This autobiography is very funny and very dirty but not often, to my taste, both at the same time. Despite the “knob jokes,” I quite enjoyed the casually-disorganised, friendly tone of the book and the inside view of a man who, contrary to his on-stage persona, seems more artist than arsehole. Skinner’s self-deprecating but jubilant views on success and fame were entertaining without being alienating and his self-conscious defensiveness about his Roman Catholic faith was refreshing.
[Why I read it: I have always enjoyed Skinner’s panel show appearances on the likes of Have I Got News for You, QI, and Would I Lie to You,but didn’t know he’d written a book until Scottish comedian Kevin Bridges cited it as his inspiration to become a stand up comedian. I found a free sample online of the first few pages and lost it at this part:
When I still lived in Birmingham, I dated a stunningly attractive woman. I had been seeing her for about three weeks when I finally asked her where she lived. It turns out she dwelt in what was, at the time, a very rough block of flats called Bath Court. I said, in what I felt was a slightly Wildean tone, ‘The trouble with Bath Court is that the residents spend a good deal more time in the latter than they do in the former.’
‘Where’s “The Latter”?’ she asked. I knew then that our love could never flourish. (6)

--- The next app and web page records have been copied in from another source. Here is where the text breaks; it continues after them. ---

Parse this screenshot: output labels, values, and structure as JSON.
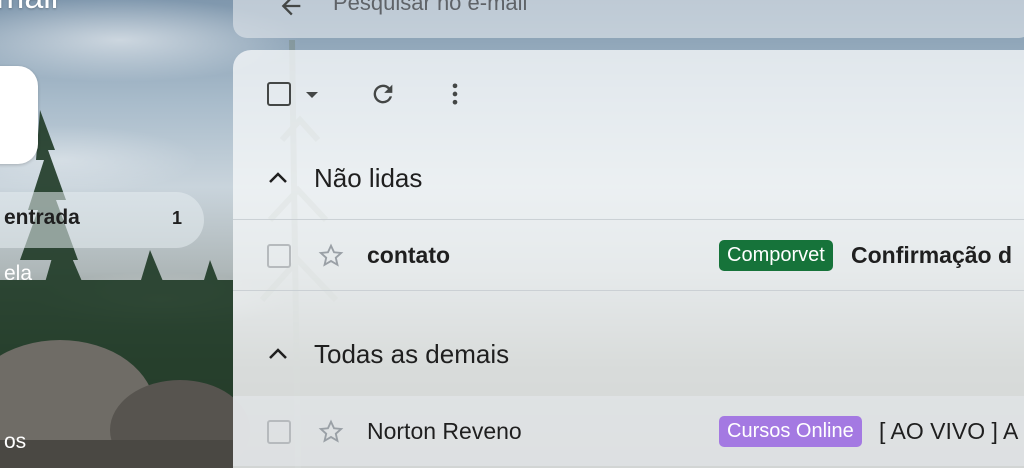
{
  "app": {
    "name": "mail"
  },
  "search": {
    "placeholder": "Pesquisar no e-mail",
    "back_icon": "arrow-back-icon"
  },
  "sidebar": {
    "items": [
      {
        "label": "entrada",
        "count": "1",
        "active": true
      },
      {
        "label": "ela",
        "count": "",
        "active": false
      },
      {
        "label": "os",
        "count": "",
        "active": false
      }
    ]
  },
  "toolbar": {
    "icons": [
      "checkbox-icon",
      "chevron-down-icon",
      "refresh-icon",
      "more-vert-icon"
    ]
  },
  "sections": [
    {
      "title": "Não lidas",
      "rows": [
        {
          "sender": "contato",
          "label": "Comporvet",
          "label_color": "#16733a",
          "subject": "Confirmação d",
          "unread": true
        }
      ]
    },
    {
      "title": "Todas as demais",
      "rows": [
        {
          "sender": "Norton Reveno",
          "label": "Cursos Online",
          "label_color": "#a479e2",
          "subject": "[ AO VIVO ] A",
          "unread": false
        }
      ]
    }
  ],
  "colors": {
    "accent_green": "#16733a",
    "accent_purple": "#a479e2",
    "icon": "#444746"
  }
}
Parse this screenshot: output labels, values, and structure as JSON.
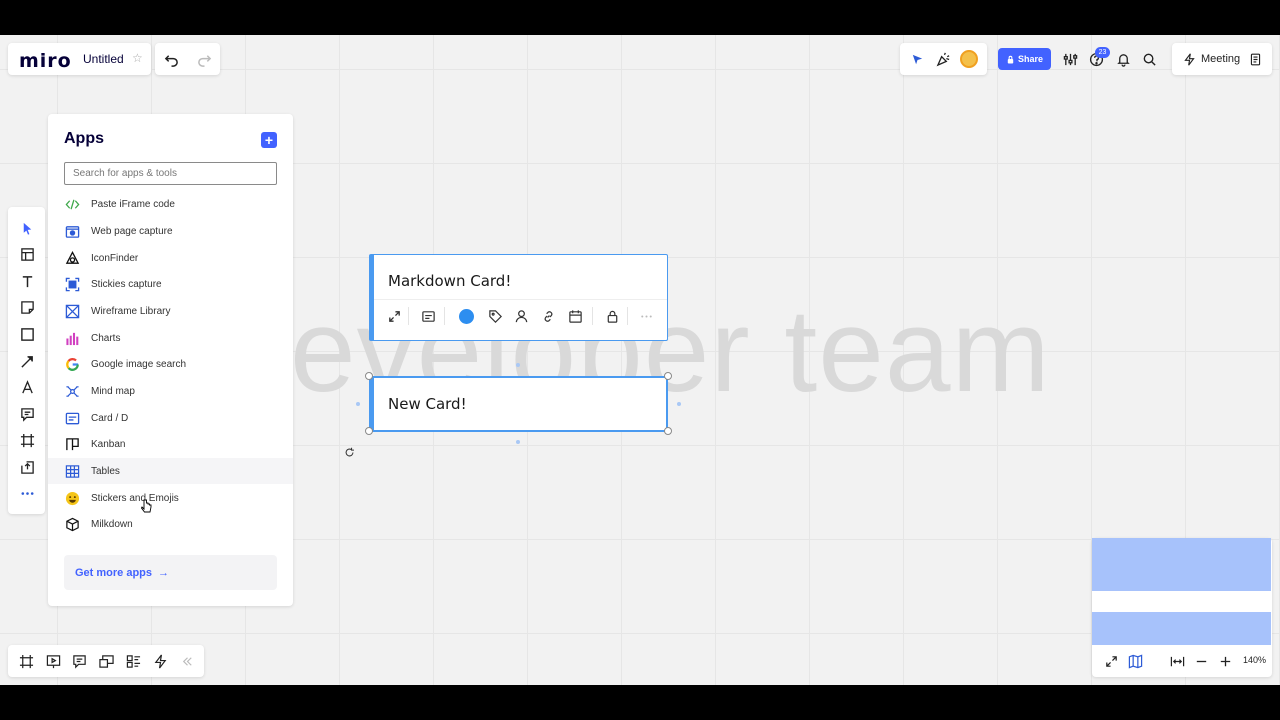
{
  "app": {
    "logo": "miro",
    "board_title": "Untitled",
    "star": "☆"
  },
  "toolbar_top": {
    "undo_icon": "undo-icon",
    "redo_icon": "redo-icon",
    "share_label": "Share",
    "notifications_count": "23",
    "meeting_label": "Meeting"
  },
  "canvas": {
    "watermark": "eveloper team",
    "cards": [
      {
        "title": "Markdown Card!"
      },
      {
        "title": "New Card!"
      }
    ],
    "card_toolbar": {
      "icons": [
        "expand-icon",
        "card-icon",
        "color-icon",
        "tag-icon",
        "assignee-icon",
        "link-icon",
        "calendar-icon",
        "lock-icon",
        "more-icon"
      ],
      "accent": "#2d8ef0"
    }
  },
  "apps_panel": {
    "title": "Apps",
    "search_placeholder": "Search for apps & tools",
    "items": [
      {
        "label": "Paste iFrame code",
        "icon": "code-icon",
        "color": "#3ea84a"
      },
      {
        "label": "Web page capture",
        "icon": "camera-icon",
        "color": "#2d5bd6"
      },
      {
        "label": "IconFinder",
        "icon": "iconfinder-icon",
        "color": "#111111"
      },
      {
        "label": "Stickies capture",
        "icon": "capture-icon",
        "color": "#2d5bd6"
      },
      {
        "label": "Wireframe Library",
        "icon": "wireframe-icon",
        "color": "#2d5bd6"
      },
      {
        "label": "Charts",
        "icon": "chart-icon",
        "color": "#d13fc0"
      },
      {
        "label": "Google image search",
        "icon": "google-icon",
        "color": "#4285f4"
      },
      {
        "label": "Mind map",
        "icon": "mindmap-icon",
        "color": "#2d5bd6"
      },
      {
        "label": "Card / D",
        "icon": "card-icon",
        "color": "#2d5bd6"
      },
      {
        "label": "Kanban",
        "icon": "kanban-icon",
        "color": "#111111"
      },
      {
        "label": "Tables",
        "icon": "table-icon",
        "color": "#2d5bd6"
      },
      {
        "label": "Stickers and Emojis",
        "icon": "emoji-icon",
        "color": "#f5c518"
      },
      {
        "label": "Milkdown",
        "icon": "cube-icon",
        "color": "#111111"
      }
    ],
    "get_more_label": "Get more apps",
    "get_more_arrow": "→"
  },
  "zoom": {
    "level": "140%"
  },
  "colors": {
    "accent": "#4262ff",
    "card_border": "#4a9af0",
    "minimap_block": "#a7c2fb"
  }
}
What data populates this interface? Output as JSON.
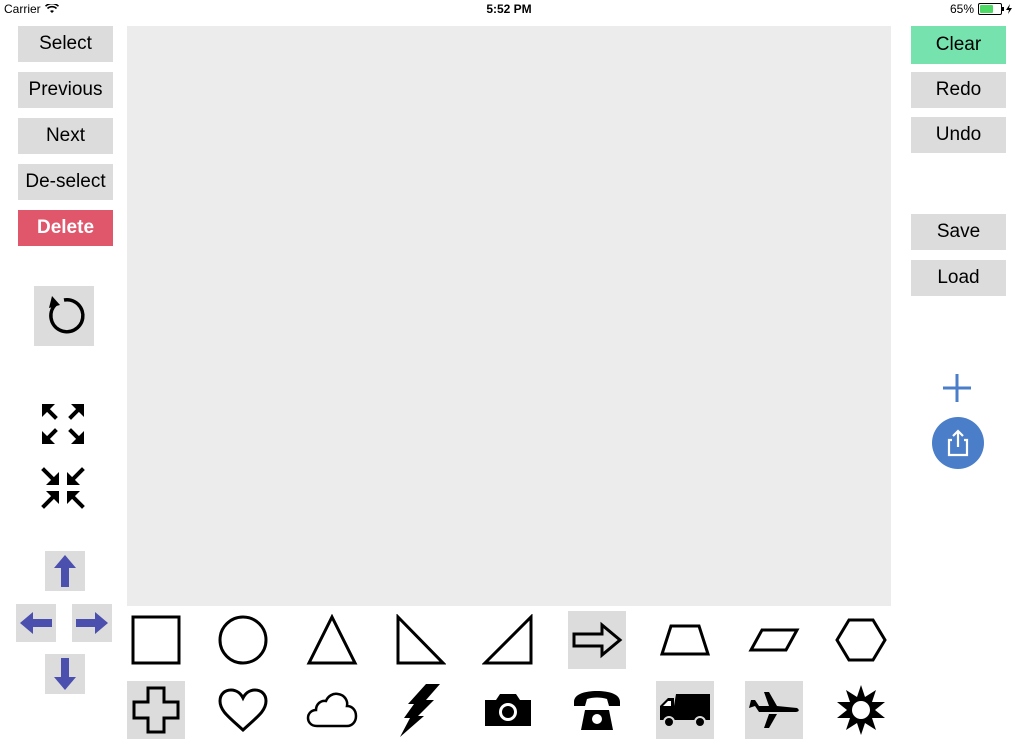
{
  "status_bar": {
    "carrier": "Carrier",
    "time": "5:52 PM",
    "battery": "65%",
    "battery_level": 0.65
  },
  "left_panel": {
    "select_label": "Select",
    "previous_label": "Previous",
    "next_label": "Next",
    "deselect_label": "De-select",
    "delete_label": "Delete"
  },
  "right_panel": {
    "clear_label": "Clear",
    "redo_label": "Redo",
    "undo_label": "Undo",
    "save_label": "Save",
    "load_label": "Load"
  },
  "colors": {
    "button_bg": "#dcdcdc",
    "clear_bg": "#76e2ae",
    "delete_bg": "#e0566b",
    "arrow_blue": "#4b4fae",
    "share_blue": "#4a7ec8",
    "canvas_bg": "#ececec"
  },
  "icons": {
    "left": [
      "rotate-icon",
      "expand-icon",
      "shrink-icon",
      "move-up-icon",
      "move-left-icon",
      "move-right-icon",
      "move-down-icon"
    ],
    "right": [
      "add-icon",
      "share-icon"
    ]
  },
  "shape_palette": {
    "row1": [
      "square",
      "circle",
      "triangle",
      "right-triangle",
      "right-triangle-mirrored",
      "arrow",
      "trapezoid",
      "parallelogram",
      "hexagon"
    ],
    "row2": [
      "cross",
      "heart",
      "cloud",
      "lightning",
      "camera",
      "telephone",
      "truck",
      "airplane",
      "sun"
    ],
    "selected": [
      "arrow",
      "cross",
      "truck",
      "airplane"
    ]
  }
}
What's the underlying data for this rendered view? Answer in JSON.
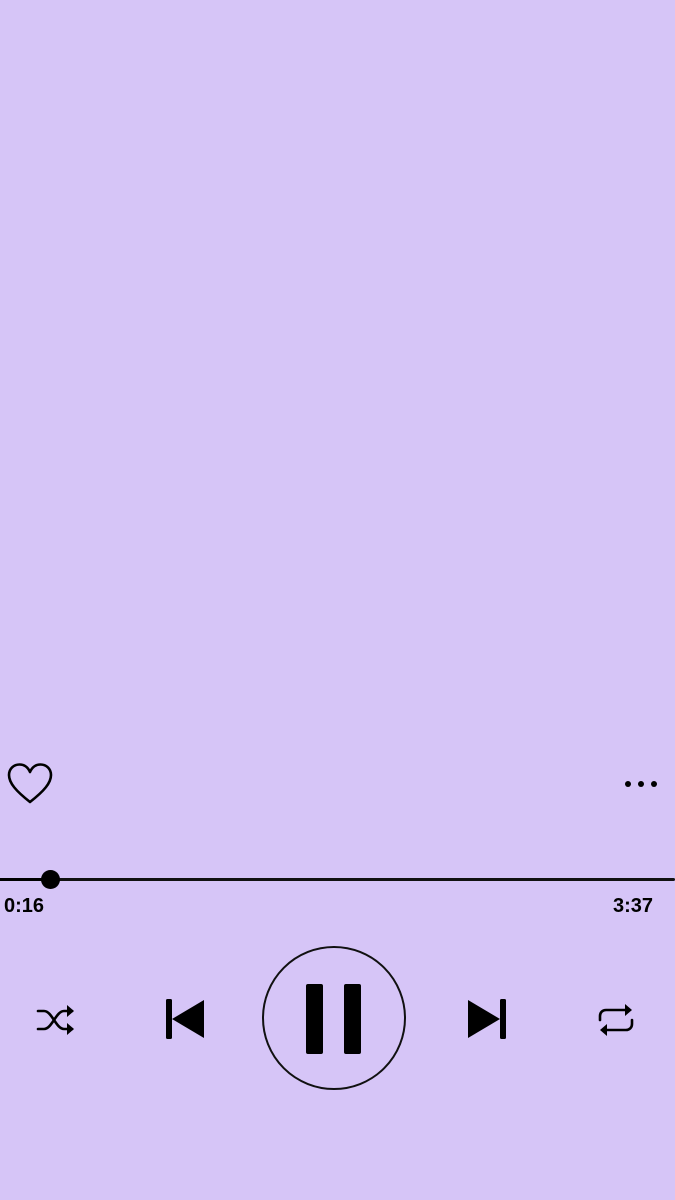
{
  "colors": {
    "background": "#d6c5f7",
    "foreground": "#000000"
  },
  "player": {
    "favorite_icon": "heart-outline-icon",
    "more_icon": "more-horizontal-icon",
    "elapsed": "0:16",
    "duration": "3:37",
    "progress_fraction": 0.074,
    "is_playing": true,
    "controls": {
      "shuffle_icon": "shuffle-icon",
      "previous_icon": "skip-previous-icon",
      "play_pause_icon": "pause-icon",
      "next_icon": "skip-next-icon",
      "repeat_icon": "repeat-icon"
    }
  }
}
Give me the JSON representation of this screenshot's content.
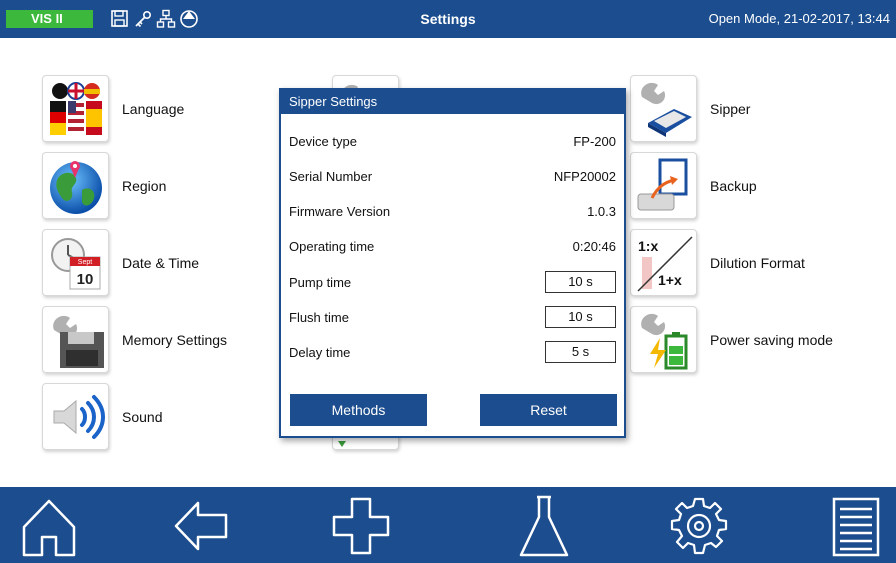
{
  "topbar": {
    "brand": "VIS II",
    "title": "Settings",
    "status": "Open Mode, 21-02-2017, 13:44",
    "icons": [
      "save-icon",
      "key-icon",
      "network-icon",
      "sync-icon"
    ],
    "colors": {
      "bar": "#1c4d8e",
      "brand": "#3cb93c"
    }
  },
  "tiles": {
    "language": "Language",
    "region": "Region",
    "datetime": "Date & Time",
    "memory": "Memory Settings",
    "sound": "Sound",
    "sipper": "Sipper",
    "backup": "Backup",
    "dilution": "Dilution Format",
    "power": "Power saving mode",
    "calendar_month": "Sept",
    "calendar_day": "10",
    "dilution_top": "1:x",
    "dilution_bottom": "1+x"
  },
  "dialog": {
    "title": "Sipper Settings",
    "device_type_label": "Device type",
    "device_type_value": "FP-200",
    "serial_label": "Serial Number",
    "serial_value": "NFP20002",
    "firmware_label": "Firmware Version",
    "firmware_value": "1.0.3",
    "operating_label": "Operating time",
    "operating_value": "0:20:46",
    "pump_label": "Pump time",
    "pump_value": "10 s",
    "flush_label": "Flush time",
    "flush_value": "10 s",
    "delay_label": "Delay time",
    "delay_value": "5 s",
    "methods_button": "Methods",
    "reset_button": "Reset"
  },
  "bottombar": {
    "icons": [
      "home-icon",
      "back-icon",
      "add-icon",
      "flask-icon",
      "settings-gear-icon",
      "list-icon"
    ]
  }
}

My library wouldn’t buy it for me (some bollocks about it not being available in the U.S.), but there was a copy in the first Waterstones book store I wandered in to in London.]